Interdisciplinary investigations of the end of the Norse Western Settlement in Greenland
The loss of the Norse Western Settlement in Greenland around the mid-fourteenth century has long been taken as a prime example of the impact of changing climate on human populations. This studyExpand
The Norse landnám on the North Atlantic islands: an environmental impact assessment
This paper considers key environmental contrasts across the Atlantic and initial settlement impacts on the biota and landscape of the North Atlantic islands from the ninth century AD onwards. Expand
Raiding the Landscape: Human Impact in the Scandinavian North Atlantic
Between ca. A.D. 800–1000, Scandinavian chiefly societies with a mixed maritime and agricultural economy expanded into the North Atlantic, colonizing Shetland, Orkney, Caithness, Hebrides, Faeroes,Expand
Climate challenges, vulnerabilities, and food security
The extent to which vulnerability to food shortage, as a result of social, demographic, and resource conditions at times of climatic challenge, correlates with subsequent declines in social and food security is assessed. Expand
Bloody slaughter: Ritual decapitation and display at the Viking settlement of Hofstaðir, Iceland
This article attempts an interpretation of an unusual assemblage of cattle skulls recovered from recent excavations at the Viking Age monumental hall of Hofstaðir in Iceland. Osteological analysis ofExpand
The Peopling of Iceland
In recent years intensive archaeological research on the Viking Age in Iceland has produced much new evidence supporting a late 9th century colonization of the country. It can now be stated not onlyExpand
Northern Islands, human error, and environmental degradation: A view of social and ecological change in the Medieval North Atlantic
Between ca. 790 and 1000 AD, Scandinavian settlers occupied the islands of the North Atlantic: Shetland, the Orkneys, the Hebrides, the Faroes, Iceland, and Greenland. These offshore islandsExpand
Coastal connections, local fishing, and sustainable egg harvesting: patterns of Viking Age inland wild resource use in Mývatn district, Northern Iceland

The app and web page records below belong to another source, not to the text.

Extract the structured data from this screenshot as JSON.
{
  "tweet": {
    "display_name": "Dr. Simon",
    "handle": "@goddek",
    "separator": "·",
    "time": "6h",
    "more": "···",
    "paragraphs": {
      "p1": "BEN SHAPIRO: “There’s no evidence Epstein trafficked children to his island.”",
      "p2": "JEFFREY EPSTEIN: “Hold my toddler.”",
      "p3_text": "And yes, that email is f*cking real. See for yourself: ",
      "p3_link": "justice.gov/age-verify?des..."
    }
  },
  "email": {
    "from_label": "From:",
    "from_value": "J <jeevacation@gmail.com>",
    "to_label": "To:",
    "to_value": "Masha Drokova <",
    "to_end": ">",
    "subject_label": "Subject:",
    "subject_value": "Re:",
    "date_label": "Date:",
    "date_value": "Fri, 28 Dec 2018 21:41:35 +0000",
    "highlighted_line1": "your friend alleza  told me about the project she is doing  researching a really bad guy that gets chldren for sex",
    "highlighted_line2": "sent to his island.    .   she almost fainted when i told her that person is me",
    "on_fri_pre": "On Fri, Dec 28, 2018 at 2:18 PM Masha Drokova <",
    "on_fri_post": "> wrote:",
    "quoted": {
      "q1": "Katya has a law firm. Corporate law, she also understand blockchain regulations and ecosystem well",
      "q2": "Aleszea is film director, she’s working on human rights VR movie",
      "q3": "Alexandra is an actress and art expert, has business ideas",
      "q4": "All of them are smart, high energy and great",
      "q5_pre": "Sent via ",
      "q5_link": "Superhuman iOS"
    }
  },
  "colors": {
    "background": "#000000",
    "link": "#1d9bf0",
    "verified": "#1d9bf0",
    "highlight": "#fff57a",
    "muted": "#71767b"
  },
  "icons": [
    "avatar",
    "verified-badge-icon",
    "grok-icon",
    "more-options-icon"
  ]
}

Abstract The 'Landscapes of Settlement Project' has carried out archaeological and paleoenvironmental research in the Lake Mývatn region of N. Iceland since 1996. Animal bone collections dating fromExpand